Palmoplantarmelanocytic nevi: dermoscopic and histopathological correlation


  • Mónica Andrea Barengo
  • María Paula Gutiérrez
  • Enrique Valente
  • Alejandro Ruíz Lascano



Introduction. A nevus is defi ned as a circumscribed malformation of the teguments, which may be dysembryoplastic or hereditary, temporary or permanent. Nevi are important given their well-known causal relationship with melanoma, a percentage of which results from preexisting melanocytic nevi. Therefore, it is important to distinguish nevi at risk of undergoing change. Dermoscopy is a non-invasive technique, particularly useful to distinguish pigmented melanocytic lesions, which may be nevi or melanomas, from pigmented non-melanocytic lesions. Palmoplantar skin exhibits special dermoscopic features producing peculiar images.

Objectives. To describe acral dermoscopic patterns, their frequency, and dermoscopic and histopathologic correlation of palmoplantar nevi, and to assess dermoscopic agreement between the researcher and an independent observer.

Material and Methods. Observational, prospective, cross-sectional and analytical study of patients with clinical diagnosis of palmoplantar melanocytic nevi. The study was conducted at Hospital Privado, Córdoba, from May 2006 through April 2007. Studied variables included age, gender, personal history, skin phototype, location, and dermoscopic and histologic patterns. All patients were observed by the researcher and by an independent observer; dermoscopy and surgery were performed on all nevi.

Results. Eighty three acral melanocytic nevi were detected in 74 skin phototype II patients. Mean age of patients was 32 years. Most frequent dermoscopic pattern was parallel furrow pattern, and most frequent was the compound histologic pattern. Dermoscopic agreement, calculated with Kappa values, was excellent.

Conclusion. The dermoscopic patterns found in our study is consistent with the reviewed literature
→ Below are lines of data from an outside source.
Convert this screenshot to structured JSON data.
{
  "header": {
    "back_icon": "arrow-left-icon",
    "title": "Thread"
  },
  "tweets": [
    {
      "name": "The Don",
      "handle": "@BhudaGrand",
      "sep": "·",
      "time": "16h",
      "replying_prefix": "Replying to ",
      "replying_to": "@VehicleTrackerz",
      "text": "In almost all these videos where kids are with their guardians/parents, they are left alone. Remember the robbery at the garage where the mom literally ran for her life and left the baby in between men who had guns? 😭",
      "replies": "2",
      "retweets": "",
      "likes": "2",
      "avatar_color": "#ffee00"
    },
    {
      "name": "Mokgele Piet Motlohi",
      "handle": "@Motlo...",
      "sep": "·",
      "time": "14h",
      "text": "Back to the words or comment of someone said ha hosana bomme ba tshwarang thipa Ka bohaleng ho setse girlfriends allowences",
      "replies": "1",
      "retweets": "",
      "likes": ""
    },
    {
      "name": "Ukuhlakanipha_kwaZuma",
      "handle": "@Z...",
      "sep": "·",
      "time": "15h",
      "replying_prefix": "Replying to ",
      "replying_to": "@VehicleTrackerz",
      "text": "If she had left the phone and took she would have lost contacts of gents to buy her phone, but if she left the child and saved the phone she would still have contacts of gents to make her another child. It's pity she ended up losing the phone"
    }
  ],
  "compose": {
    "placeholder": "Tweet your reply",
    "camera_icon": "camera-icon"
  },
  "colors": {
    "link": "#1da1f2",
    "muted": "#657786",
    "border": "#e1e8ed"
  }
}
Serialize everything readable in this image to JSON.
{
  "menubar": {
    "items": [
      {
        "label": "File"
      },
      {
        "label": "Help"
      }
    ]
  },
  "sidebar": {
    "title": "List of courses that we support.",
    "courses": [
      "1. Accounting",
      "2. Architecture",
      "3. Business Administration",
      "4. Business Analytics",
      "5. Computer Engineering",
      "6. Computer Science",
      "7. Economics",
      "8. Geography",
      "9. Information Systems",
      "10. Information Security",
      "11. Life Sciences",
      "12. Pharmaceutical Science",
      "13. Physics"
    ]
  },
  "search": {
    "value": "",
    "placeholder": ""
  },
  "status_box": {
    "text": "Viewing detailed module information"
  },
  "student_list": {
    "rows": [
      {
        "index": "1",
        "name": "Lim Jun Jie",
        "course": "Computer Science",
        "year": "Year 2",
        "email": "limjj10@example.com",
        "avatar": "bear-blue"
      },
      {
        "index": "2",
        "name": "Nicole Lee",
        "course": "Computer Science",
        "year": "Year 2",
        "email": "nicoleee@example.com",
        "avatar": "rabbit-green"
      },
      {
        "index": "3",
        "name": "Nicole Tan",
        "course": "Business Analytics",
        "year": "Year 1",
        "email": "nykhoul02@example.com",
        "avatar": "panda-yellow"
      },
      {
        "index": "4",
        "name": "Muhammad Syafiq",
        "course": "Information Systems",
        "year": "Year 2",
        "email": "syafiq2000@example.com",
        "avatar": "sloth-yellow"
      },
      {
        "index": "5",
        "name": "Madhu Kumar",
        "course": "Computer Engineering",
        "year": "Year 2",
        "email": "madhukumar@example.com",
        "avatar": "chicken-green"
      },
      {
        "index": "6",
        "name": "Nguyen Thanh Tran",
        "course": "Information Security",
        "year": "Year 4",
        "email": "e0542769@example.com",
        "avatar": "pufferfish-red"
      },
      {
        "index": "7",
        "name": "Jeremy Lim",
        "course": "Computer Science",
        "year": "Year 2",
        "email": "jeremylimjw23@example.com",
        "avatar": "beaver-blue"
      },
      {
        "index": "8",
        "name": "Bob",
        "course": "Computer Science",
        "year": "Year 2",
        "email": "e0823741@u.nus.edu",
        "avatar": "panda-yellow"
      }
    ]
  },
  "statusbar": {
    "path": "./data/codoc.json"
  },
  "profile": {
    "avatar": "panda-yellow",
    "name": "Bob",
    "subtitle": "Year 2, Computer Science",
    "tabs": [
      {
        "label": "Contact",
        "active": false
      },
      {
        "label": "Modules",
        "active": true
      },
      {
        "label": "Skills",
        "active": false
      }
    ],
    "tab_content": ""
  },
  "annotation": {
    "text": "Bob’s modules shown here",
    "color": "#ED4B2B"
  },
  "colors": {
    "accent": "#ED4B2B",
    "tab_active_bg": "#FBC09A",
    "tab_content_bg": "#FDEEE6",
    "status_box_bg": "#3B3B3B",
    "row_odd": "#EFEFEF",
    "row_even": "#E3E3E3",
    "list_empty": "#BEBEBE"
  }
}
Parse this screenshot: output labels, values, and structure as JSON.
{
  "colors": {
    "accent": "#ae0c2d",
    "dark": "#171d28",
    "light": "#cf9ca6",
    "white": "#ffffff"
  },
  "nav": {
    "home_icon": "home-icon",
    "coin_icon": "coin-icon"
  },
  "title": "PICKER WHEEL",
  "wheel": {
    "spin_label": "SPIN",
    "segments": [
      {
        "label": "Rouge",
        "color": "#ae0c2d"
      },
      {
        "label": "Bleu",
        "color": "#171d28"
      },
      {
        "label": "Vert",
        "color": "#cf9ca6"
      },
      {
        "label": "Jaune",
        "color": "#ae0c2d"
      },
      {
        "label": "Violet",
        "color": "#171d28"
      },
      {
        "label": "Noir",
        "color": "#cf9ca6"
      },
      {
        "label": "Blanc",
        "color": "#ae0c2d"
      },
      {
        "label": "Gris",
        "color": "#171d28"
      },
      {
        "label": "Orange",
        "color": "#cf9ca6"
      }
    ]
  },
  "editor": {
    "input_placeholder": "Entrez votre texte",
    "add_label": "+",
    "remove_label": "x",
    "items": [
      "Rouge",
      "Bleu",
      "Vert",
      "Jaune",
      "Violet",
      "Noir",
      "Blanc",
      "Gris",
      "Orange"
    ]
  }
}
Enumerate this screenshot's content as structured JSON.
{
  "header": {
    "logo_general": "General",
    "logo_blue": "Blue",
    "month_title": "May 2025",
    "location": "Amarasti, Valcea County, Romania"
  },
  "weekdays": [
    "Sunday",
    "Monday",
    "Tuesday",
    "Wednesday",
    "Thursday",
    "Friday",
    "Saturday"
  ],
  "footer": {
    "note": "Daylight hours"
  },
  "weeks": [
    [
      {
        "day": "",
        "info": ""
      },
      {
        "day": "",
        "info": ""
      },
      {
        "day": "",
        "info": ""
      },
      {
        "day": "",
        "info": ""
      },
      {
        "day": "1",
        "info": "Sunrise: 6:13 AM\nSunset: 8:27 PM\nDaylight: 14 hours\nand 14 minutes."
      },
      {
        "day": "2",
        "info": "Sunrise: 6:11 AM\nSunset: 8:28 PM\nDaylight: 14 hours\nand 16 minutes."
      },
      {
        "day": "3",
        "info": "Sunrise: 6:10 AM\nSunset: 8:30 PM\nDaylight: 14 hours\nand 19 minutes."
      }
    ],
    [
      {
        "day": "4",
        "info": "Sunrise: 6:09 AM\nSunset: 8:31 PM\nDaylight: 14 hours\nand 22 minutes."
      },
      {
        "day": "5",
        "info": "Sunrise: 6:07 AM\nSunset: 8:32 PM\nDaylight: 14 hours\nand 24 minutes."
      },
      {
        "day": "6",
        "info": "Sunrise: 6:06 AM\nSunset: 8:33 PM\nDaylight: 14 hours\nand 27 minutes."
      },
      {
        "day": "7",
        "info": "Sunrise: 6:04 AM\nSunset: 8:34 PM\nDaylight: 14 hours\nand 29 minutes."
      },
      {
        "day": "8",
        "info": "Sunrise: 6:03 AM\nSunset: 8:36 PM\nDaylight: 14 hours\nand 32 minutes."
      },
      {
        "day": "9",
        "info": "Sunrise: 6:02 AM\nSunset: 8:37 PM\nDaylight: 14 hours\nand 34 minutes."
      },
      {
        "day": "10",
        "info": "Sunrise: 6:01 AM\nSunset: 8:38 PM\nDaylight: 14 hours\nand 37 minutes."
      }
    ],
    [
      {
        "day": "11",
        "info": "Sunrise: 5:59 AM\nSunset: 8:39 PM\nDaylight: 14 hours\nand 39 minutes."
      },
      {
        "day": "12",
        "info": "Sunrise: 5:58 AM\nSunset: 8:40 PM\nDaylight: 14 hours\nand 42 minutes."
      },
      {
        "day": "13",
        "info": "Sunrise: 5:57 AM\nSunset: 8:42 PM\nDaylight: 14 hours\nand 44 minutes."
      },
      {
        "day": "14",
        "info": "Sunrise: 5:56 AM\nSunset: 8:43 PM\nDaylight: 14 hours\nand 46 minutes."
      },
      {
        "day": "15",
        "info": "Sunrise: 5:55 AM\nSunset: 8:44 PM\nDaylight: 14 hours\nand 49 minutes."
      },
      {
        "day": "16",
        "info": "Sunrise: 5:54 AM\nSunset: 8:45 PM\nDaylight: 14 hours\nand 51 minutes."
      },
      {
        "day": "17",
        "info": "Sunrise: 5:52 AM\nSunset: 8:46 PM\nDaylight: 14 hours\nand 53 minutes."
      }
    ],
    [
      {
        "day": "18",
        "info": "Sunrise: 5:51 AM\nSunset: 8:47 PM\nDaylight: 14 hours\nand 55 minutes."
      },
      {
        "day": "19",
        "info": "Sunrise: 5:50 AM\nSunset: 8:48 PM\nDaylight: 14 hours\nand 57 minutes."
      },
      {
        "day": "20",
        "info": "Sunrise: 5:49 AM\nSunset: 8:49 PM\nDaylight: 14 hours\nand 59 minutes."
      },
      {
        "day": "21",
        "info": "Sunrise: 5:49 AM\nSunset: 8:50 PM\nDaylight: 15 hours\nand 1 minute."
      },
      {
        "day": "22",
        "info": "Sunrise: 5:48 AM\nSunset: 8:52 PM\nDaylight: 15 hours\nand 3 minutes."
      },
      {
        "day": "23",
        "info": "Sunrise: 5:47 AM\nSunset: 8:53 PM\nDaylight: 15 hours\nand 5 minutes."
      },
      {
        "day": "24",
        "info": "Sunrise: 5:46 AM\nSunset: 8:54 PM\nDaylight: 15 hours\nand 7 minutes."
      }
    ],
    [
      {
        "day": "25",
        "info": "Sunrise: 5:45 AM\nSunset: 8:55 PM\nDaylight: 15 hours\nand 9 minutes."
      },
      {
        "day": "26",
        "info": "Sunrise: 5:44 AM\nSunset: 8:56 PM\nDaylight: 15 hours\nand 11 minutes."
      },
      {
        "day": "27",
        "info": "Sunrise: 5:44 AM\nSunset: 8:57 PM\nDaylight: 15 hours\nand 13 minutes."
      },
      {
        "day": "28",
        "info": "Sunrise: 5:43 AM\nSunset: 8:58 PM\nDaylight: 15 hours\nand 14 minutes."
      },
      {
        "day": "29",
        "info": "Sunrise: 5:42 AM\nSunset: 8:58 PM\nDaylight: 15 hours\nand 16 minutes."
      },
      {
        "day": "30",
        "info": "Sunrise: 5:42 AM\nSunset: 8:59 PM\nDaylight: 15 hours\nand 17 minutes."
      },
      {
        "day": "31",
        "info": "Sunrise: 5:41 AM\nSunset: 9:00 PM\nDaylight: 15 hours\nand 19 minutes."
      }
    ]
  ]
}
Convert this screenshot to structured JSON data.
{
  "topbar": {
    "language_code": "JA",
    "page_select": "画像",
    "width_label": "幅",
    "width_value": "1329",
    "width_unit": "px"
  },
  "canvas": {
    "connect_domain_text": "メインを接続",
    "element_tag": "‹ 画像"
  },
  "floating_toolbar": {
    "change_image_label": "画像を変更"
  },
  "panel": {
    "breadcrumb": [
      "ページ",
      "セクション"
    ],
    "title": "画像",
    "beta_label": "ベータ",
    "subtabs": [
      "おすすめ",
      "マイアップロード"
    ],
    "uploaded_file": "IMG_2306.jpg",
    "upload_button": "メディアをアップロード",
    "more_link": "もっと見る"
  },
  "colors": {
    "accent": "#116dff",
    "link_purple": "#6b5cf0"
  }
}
(Dermatol Argent 2009; 15(6):420-427).

Key words: nevi of the palms and soles, dermoscopy, histopathology.